One-year MBA students at Kellogg School of Management at Northwestern University have the opportunity to skip some core courses and dive into electives during four semesters instead of six, says Jennifer Hayes, senior associate director of admissions for the one-year program.

While the program is truncated, “Kellogg’s one-year students are not siloed,” Hayes says. “They share classes, clubs, events, and the alumni network with students in other Kellogg programs.”

At Cornell University’s Samuel Curtis Johnson Graduate School of Management, one-year MBA students must meet certain prerequisites to be admitted in order to keep up with the academic pace of the program. Candidates must hold a professional certification or advanced degree (like a CFA, CPA, JD, Ph.D., or MS) to apply, and the school offers an eligibility check to applicants.

Some MBA core courses at Cornell are completed in a matter of only three weeks, so “we want to make sure that you’ll be able to hit the ground running,” says Eddie Asbie, Cornell Johnson’s admissions director. 

One-year MBA candidates also tend to have more professional experience when entering their program. At the University of Pittsburgh, the average one-year MBA student has six to eight years of work experience, while an average two-year MBA student has four to five, Keller says.

Is it more difficult to be admitted to a one-year program?

Again, it depends. However, most programs say that they look at their one-year applicants and two-year applicants with the same level of scrutiny. Keller says the University of Pittsburgh tends to be a bit more selective when choosing its one-year candidates.

Either way, as a part of the admissions process, applicants must be extremely clear about their intentions both during and after the MBA program.

“One of the most important things is that candidates really need to articulate what their goals are,” Asbie says. “If we see someone who is applying to a one-year program and they’re making a career switch into an area like investment banking, that one-year program is probably not the best option.”

The tradeoffs of different MBA program lengths

One of the major differences between a one-year and two-year MBA program is the internship component. Usually, a two-year MBA student would pursue an internship the summer following the first year of study. Participants in the truncated program, however, dive right into the hunt for a full-time job following the one-year program.

“One of the big tradeoffs between doing the one-year and two-year programs is that internship in the summer,” Keller says. “That internship, more often than not, becomes a job offer.” 

This is especially true for competitive industries like investment banking and private equity that tend to recruit directly from their intern pool, admissions officials at several one-year MBA programs agree.
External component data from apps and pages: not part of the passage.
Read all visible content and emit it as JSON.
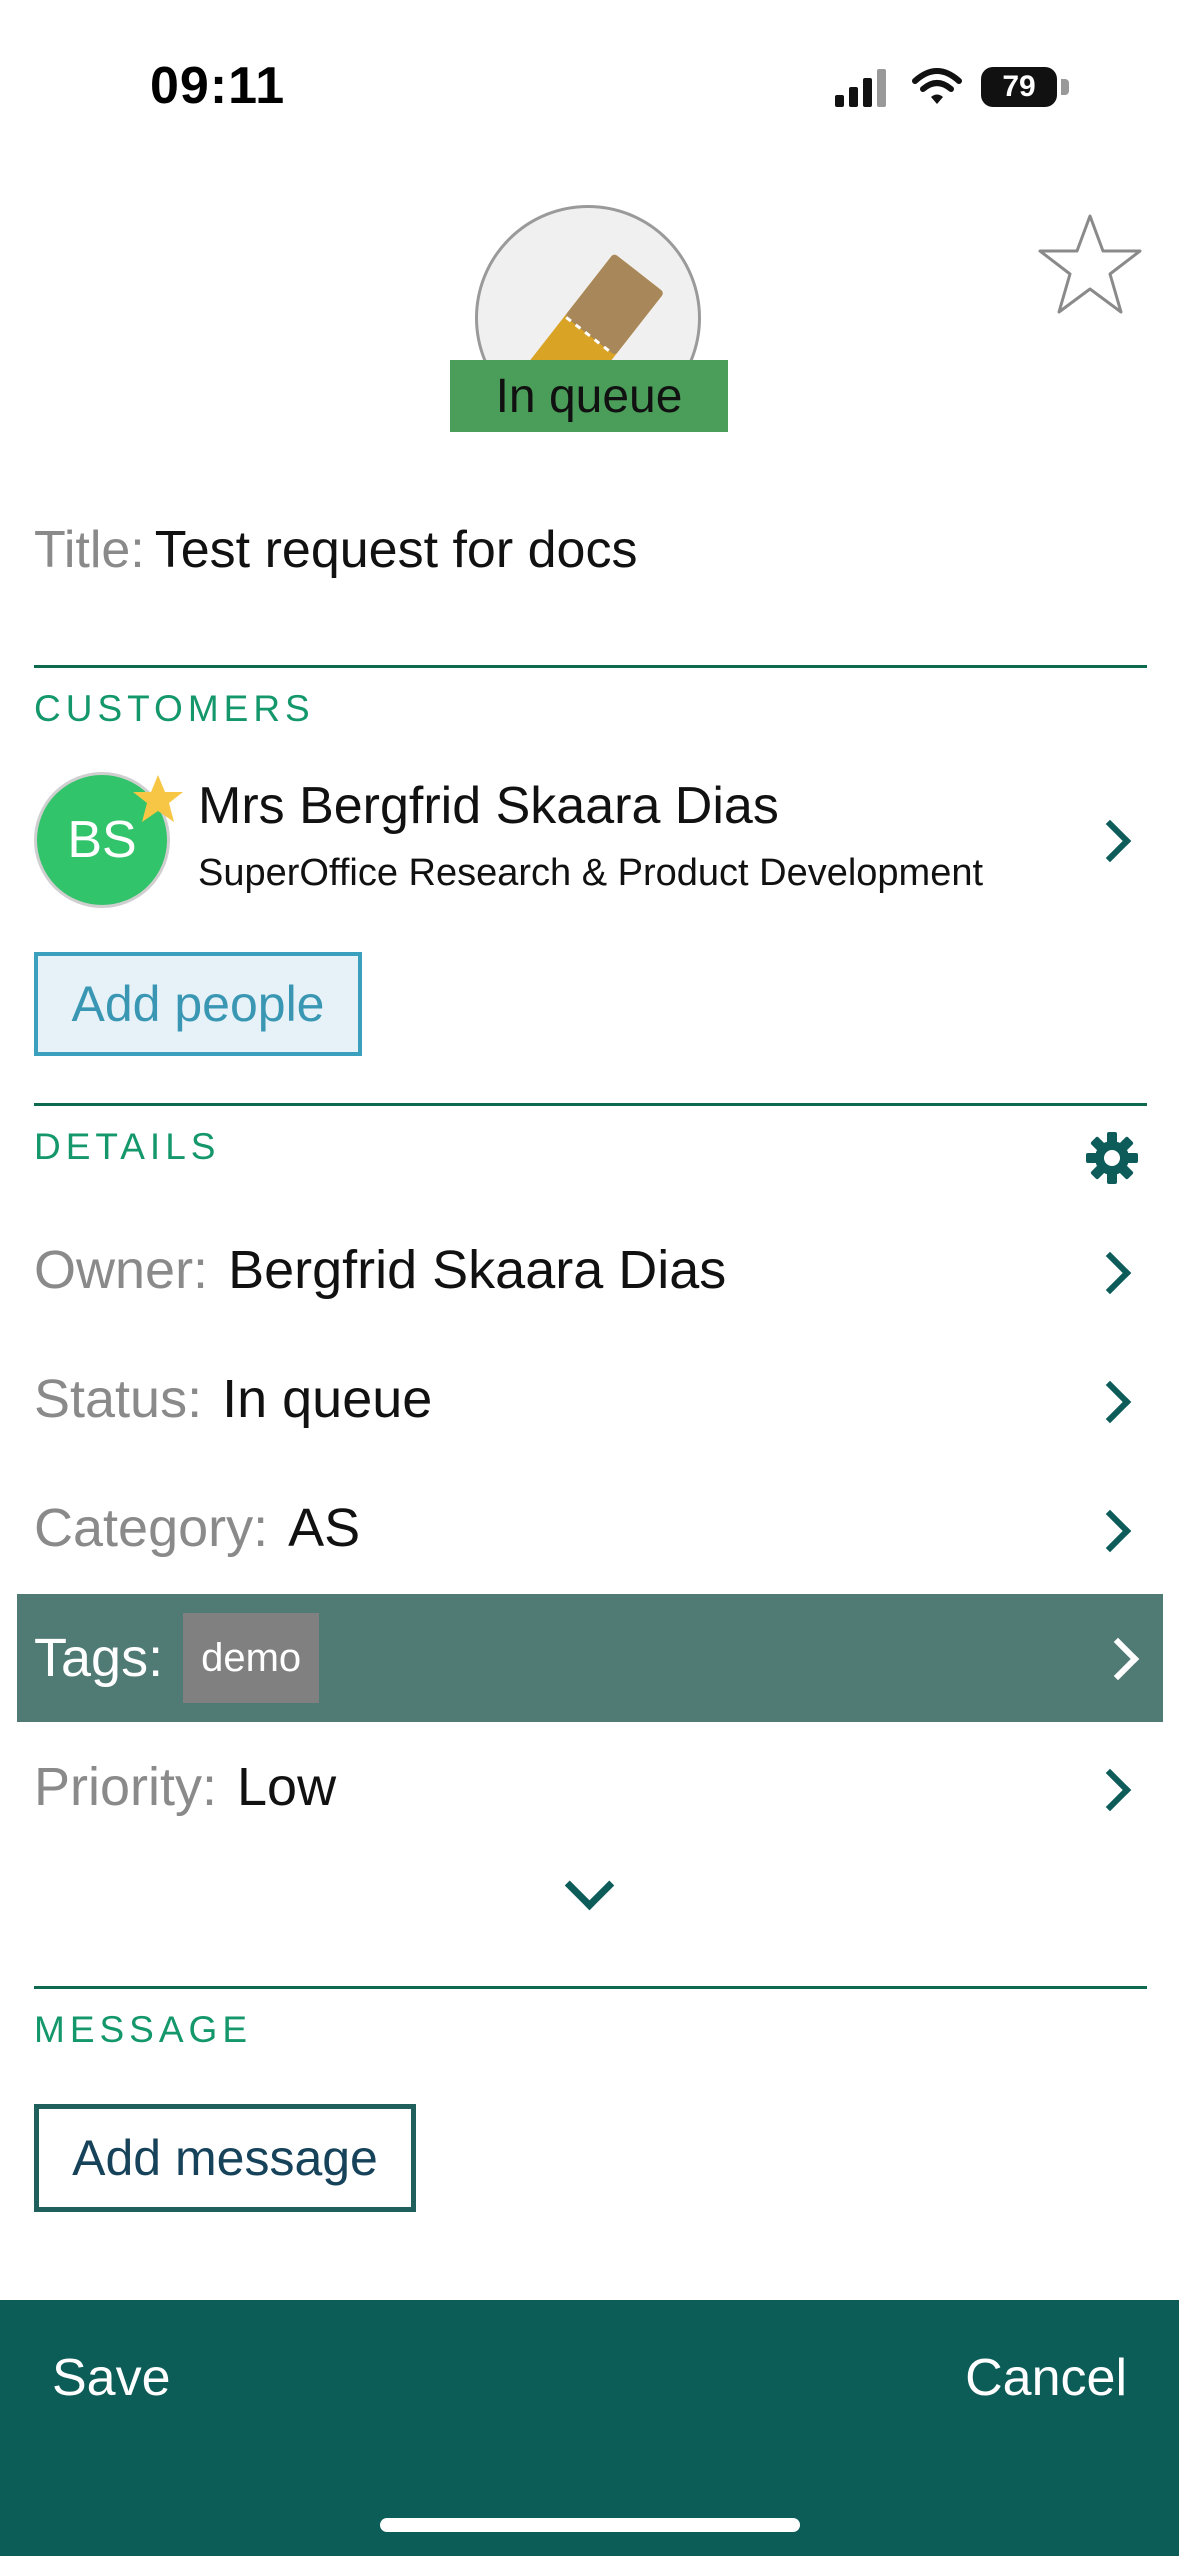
{
  "status_bar": {
    "time": "09:11",
    "battery": "79"
  },
  "hero": {
    "status_badge": "In queue",
    "favorite_icon": "star-outline-icon",
    "ticket_icon": "ticket-icon"
  },
  "title": {
    "label": "Title:",
    "value": "Test request for docs"
  },
  "customers": {
    "section": "CUSTOMERS",
    "person": {
      "initials": "BS",
      "name": "Mrs Bergfrid Skaara Dias",
      "company": "SuperOffice Research & Product Development"
    },
    "add_people": "Add people"
  },
  "details": {
    "section": "DETAILS",
    "owner": {
      "label": "Owner:",
      "value": "Bergfrid Skaara Dias"
    },
    "status": {
      "label": "Status:",
      "value": "In queue"
    },
    "category": {
      "label": "Category:",
      "value": "AS"
    },
    "tags": {
      "label": "Tags:",
      "value": "demo"
    },
    "priority": {
      "label": "Priority:",
      "value": "Low"
    }
  },
  "message": {
    "section": "MESSAGE",
    "add_message": "Add message"
  },
  "footer": {
    "save": "Save",
    "cancel": "Cancel"
  },
  "colors": {
    "accent": "#13976b",
    "footer": "#0c5c58",
    "status_badge": "#4a9e5a",
    "selected_row": "#507a74",
    "avatar": "#32c46a"
  }
}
Skipping an internship can work, though, for MBA candidates who plan to return to their current employer or family business post-grad.

For that reason, a one-year MBA program may not be for everyone.
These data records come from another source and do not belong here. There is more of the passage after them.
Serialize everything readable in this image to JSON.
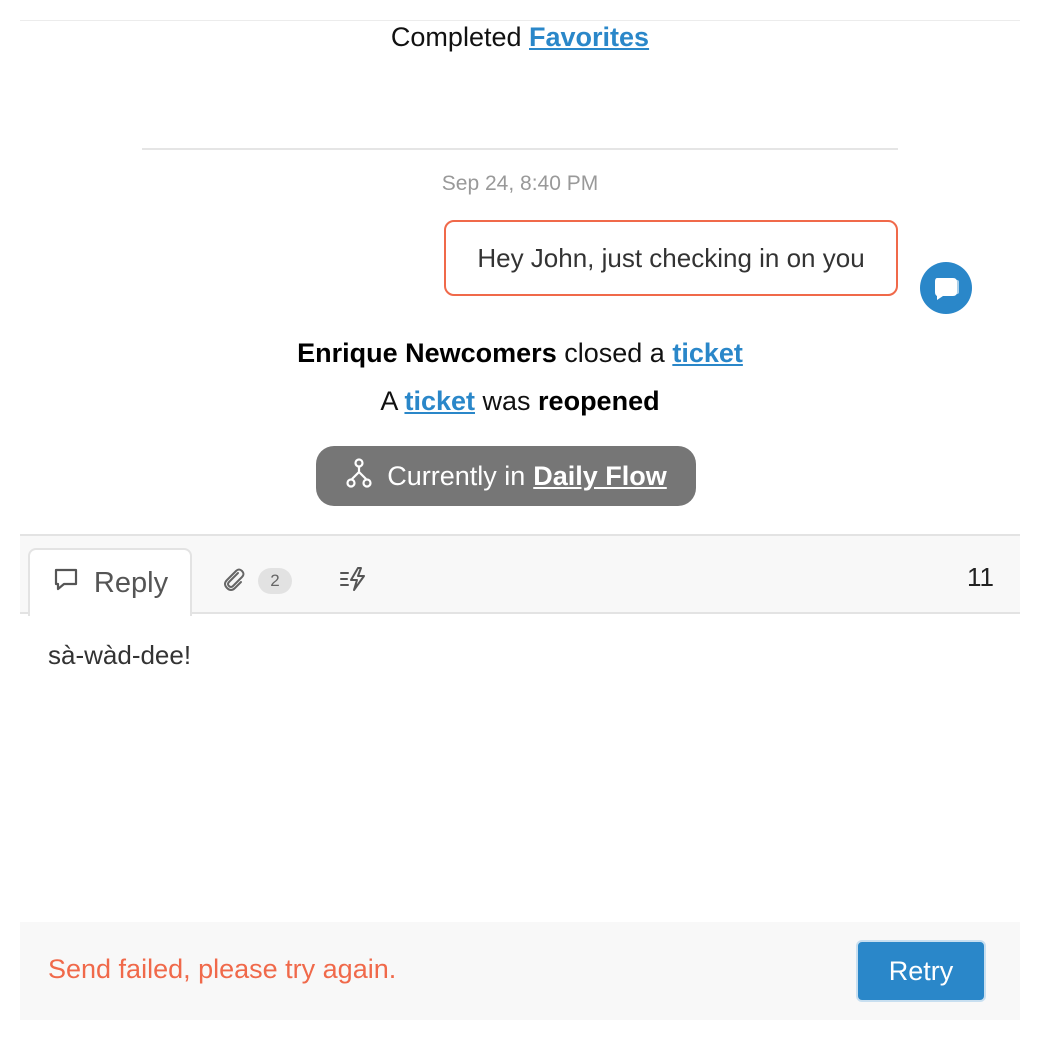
{
  "activity": {
    "completed": {
      "prefix": "Completed",
      "link": "Favorites"
    },
    "timestamp": "Sep 24, 8:40 PM",
    "message": "Hey John, just checking in on you",
    "closed": {
      "actor": "Enrique Newcomers",
      "verb": "closed a",
      "link": "ticket"
    },
    "reopened": {
      "prefix": "A",
      "link": "ticket",
      "verb": "was",
      "status": "reopened"
    },
    "flow": {
      "prefix": "Currently in",
      "link": "Daily Flow"
    }
  },
  "composer": {
    "tabs": {
      "reply_label": "Reply",
      "attachments_count": "2"
    },
    "char_count": "11",
    "text": "sà-wàd-dee!"
  },
  "footer": {
    "error": "Send failed, please try again.",
    "retry_label": "Retry"
  },
  "colors": {
    "accent": "#2a87c9",
    "error": "#f0694a",
    "pill": "#767676"
  },
  "icons": [
    "chat-bubble-icon",
    "flow-branch-icon",
    "reply-speech-icon",
    "paperclip-icon",
    "lightning-macro-icon"
  ]
}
“If students are looking to make a major career shift, they may benefit from a formal internship and more time to network,” Hayes says, “meaning that the one-year program is not for them.” All one-year MBA students also must prioritize their interests and involvements because of their limited time on campus, she adds.

One-year programs can also be challenging for international students, as they have less time to acclimate to a new country, focus on their academics, and job hunt all at the same time, Keller adds. 

The advantages of a one-year program

Time is money. Since most one-year MBA programs require fewer semesters’ worth of tuition, the return on investment for a one-year program can be enticing. Bypassing courses at Kellogg’s one-year MBA program “means a cost savings in terms of tuition” and less time out of the workforce, Hayes says.

To weigh the advantages and disadvantages of the one-year versus the two-year MBA program, Mark Nelson, Cornell Johnson’s dean, emphasizes the importance of connecting with admissions officials, current students, and alumni.

“We want to make sure they’re in the right program for them,” he says. “Our goal is to help them realize their goal.”